  6. @mattstyles Thanks for all the feedback! I have never really considered posting links to other blogs and resources before as such an important factor, but you do bring up a good point. In the future, I will document where I find my information some more. I have done it a few times in the past, but not often enough for anyone to notice. Also, I did say "no longer all it takes" when referencing great content, while it is important, I still feel it is important to go out into the community as much as possible to promote your projects. As for the generalized subject area, this blog is more me writing what I learned, or want to refresh and hoping somebody else benefits from it. While you are right, it is incredibly hard to go into depth on a lot of these subjects, most of my viewers are new HTML5 game devs, and appreciate the simplicity. This does, however, bring us back to your point about external links, which I will do far more of in the future. Lots of people seem to like it because of its diversity. I might look into guest authors in the future to give more specific and in-depth articles if the blog starts to lean toward more professional topics that require more insight. For the development phases, you are entirely correct I am lacking in defining what those phases are. I will look into editing it to be more clear on the when each phase takes place. For the bullet points, I was just trying something new where I summarize the contents of the previous section into important topics it covers, I could be more clear about that, but you are right. It does sound like something an algorithm generated. Thanks again for the advice! I will revise the post soon to try and incorporate it. If you have any more, or want to point out a flaw in my reasoning above, go ahead.
  7. Hey, just wondering what you all think of my latest article. It's a quick guide to marketing your indie game, specifically HTML5 games. All feedback is appreciated. Thanks for reading! Marketing your HTML5 Game, a Quick Guide.

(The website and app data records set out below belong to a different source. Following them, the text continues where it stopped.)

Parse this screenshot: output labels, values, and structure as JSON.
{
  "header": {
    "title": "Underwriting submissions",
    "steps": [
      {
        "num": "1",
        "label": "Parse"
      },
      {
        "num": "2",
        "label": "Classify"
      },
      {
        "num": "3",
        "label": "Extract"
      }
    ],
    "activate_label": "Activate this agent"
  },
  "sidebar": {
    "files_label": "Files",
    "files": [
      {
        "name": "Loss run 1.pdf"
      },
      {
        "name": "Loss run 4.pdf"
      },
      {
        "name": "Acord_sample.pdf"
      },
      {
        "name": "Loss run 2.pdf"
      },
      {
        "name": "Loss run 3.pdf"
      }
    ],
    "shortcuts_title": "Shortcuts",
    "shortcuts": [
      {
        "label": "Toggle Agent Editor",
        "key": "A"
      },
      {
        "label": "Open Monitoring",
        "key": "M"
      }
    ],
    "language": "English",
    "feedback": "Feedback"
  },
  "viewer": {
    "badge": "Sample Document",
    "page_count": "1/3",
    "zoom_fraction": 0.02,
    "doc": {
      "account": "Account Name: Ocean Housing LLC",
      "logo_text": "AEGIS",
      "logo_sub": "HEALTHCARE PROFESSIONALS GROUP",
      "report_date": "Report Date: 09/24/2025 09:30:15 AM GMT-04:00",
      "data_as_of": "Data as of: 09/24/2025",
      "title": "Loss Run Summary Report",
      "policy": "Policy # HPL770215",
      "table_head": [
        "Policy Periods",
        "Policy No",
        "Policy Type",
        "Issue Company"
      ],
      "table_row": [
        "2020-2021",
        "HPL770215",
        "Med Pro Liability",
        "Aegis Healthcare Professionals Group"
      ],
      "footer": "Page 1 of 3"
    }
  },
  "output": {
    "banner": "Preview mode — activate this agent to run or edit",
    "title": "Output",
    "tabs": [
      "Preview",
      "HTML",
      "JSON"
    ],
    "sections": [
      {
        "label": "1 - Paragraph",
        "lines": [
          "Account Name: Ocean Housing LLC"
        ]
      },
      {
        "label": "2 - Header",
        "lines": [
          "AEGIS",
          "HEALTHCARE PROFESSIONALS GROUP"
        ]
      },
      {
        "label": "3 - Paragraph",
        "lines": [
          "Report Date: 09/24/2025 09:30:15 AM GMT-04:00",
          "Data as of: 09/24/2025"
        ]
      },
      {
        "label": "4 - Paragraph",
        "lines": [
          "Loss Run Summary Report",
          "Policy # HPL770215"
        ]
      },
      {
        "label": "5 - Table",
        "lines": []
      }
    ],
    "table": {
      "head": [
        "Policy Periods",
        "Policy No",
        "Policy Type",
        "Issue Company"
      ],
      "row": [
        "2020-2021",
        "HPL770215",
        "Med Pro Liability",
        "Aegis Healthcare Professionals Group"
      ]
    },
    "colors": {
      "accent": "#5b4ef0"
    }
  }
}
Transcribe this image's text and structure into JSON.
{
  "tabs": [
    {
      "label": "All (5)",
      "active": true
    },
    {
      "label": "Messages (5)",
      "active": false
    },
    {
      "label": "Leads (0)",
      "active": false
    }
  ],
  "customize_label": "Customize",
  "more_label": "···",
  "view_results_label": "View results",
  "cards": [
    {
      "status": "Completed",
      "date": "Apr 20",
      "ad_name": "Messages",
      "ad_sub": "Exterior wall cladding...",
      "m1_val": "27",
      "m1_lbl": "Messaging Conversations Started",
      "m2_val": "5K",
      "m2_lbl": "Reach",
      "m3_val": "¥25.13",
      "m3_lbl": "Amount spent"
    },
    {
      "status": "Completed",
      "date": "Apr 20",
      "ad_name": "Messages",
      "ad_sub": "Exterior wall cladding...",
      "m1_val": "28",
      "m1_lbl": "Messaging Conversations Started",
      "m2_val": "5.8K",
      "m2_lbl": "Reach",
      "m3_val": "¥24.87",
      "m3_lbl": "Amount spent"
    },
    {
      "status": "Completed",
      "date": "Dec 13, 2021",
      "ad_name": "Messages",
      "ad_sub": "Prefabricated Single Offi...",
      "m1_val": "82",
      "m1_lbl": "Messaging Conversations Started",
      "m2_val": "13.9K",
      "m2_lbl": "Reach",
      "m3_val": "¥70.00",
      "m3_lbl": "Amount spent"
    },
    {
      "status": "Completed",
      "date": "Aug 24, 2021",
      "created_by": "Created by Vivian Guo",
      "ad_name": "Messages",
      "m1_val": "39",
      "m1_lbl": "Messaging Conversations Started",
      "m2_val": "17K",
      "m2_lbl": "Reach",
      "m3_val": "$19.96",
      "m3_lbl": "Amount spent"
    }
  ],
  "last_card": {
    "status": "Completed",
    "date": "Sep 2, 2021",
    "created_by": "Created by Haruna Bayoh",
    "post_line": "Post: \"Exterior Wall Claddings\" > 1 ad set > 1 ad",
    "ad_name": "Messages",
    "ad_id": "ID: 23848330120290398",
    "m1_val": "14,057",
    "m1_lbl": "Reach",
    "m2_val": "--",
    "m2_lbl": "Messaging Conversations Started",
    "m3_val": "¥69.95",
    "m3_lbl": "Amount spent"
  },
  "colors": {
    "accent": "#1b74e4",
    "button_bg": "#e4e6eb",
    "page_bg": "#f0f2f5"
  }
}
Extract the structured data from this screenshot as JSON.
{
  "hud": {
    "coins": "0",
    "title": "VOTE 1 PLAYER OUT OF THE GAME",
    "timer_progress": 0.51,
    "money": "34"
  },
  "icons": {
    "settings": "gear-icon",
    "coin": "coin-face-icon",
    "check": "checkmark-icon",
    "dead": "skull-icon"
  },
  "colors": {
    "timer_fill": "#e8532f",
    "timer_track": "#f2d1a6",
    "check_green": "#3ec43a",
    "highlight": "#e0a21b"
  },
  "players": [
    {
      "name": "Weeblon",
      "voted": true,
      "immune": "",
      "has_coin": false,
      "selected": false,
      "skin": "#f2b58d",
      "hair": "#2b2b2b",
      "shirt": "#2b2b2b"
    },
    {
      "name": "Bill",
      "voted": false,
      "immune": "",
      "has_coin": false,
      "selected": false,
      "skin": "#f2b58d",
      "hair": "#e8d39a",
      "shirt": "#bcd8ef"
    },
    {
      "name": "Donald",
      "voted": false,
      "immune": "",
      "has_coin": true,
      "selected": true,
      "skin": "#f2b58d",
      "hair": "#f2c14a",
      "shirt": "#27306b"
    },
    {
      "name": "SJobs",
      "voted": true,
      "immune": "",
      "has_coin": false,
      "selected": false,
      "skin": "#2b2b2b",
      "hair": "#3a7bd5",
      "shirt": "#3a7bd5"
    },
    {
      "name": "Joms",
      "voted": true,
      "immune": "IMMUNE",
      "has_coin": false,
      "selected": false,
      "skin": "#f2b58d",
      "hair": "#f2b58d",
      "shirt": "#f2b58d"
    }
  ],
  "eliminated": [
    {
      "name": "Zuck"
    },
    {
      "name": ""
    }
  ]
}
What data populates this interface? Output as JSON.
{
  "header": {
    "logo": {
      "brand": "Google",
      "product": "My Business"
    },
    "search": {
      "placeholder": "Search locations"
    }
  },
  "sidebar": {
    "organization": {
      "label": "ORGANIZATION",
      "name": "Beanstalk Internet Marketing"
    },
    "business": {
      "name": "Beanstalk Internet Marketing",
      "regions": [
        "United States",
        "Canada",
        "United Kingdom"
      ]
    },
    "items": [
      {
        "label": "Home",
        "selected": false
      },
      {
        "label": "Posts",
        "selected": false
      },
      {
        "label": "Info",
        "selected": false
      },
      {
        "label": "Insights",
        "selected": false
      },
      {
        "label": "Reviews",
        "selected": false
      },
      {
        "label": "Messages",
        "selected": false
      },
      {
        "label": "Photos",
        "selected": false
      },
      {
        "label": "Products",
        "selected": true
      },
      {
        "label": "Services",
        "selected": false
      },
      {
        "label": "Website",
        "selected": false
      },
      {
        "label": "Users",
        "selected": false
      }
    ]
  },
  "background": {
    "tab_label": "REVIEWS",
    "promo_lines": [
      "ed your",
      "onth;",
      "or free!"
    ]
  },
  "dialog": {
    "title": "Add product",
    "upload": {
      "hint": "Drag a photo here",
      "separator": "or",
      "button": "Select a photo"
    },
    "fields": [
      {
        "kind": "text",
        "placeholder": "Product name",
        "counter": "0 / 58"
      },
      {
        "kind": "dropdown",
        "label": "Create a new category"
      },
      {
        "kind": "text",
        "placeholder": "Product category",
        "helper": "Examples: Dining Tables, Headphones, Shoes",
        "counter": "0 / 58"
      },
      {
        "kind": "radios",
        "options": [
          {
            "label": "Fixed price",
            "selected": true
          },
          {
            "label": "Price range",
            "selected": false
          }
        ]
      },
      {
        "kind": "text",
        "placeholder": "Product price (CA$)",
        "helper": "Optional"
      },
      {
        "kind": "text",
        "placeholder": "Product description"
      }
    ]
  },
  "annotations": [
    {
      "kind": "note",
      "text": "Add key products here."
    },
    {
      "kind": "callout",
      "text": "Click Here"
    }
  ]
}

  8. Wow, I can't believe I didn't catch that. It has been forever since I have played a brick breaker.
  9. I was wondering what happened to that domain. As for the game, I recommend using the velocity of the paddle added to the velocity fo the ball or some similar algorithm to calculate the new direction of the ball, instead of just a random direction.
  10. Looks like a cool site, good luck with it!
  11. Yes, I agree with @mattstyles For what you are doing, don't use an engine at all, or if you absolutely must use one, use a lightweight DOM one.
  12. Thanks for the feedback @Nulligma and @scheffgames! I just updated the article to better reflect your feedback, its great to get feedback like this so you can always keep your content fresh and interesting.
  13. Confused on what? perhaps I can clarify.
  14. Very nice work, I love the style.
  15. I do not recommend using a conventional canvas for this project, maybe try a DOM canvas hybrid or just straight DOM. Try checking out Game Query for a possible engine for this project, as it is a DOM game engine based on the popular jQuary library.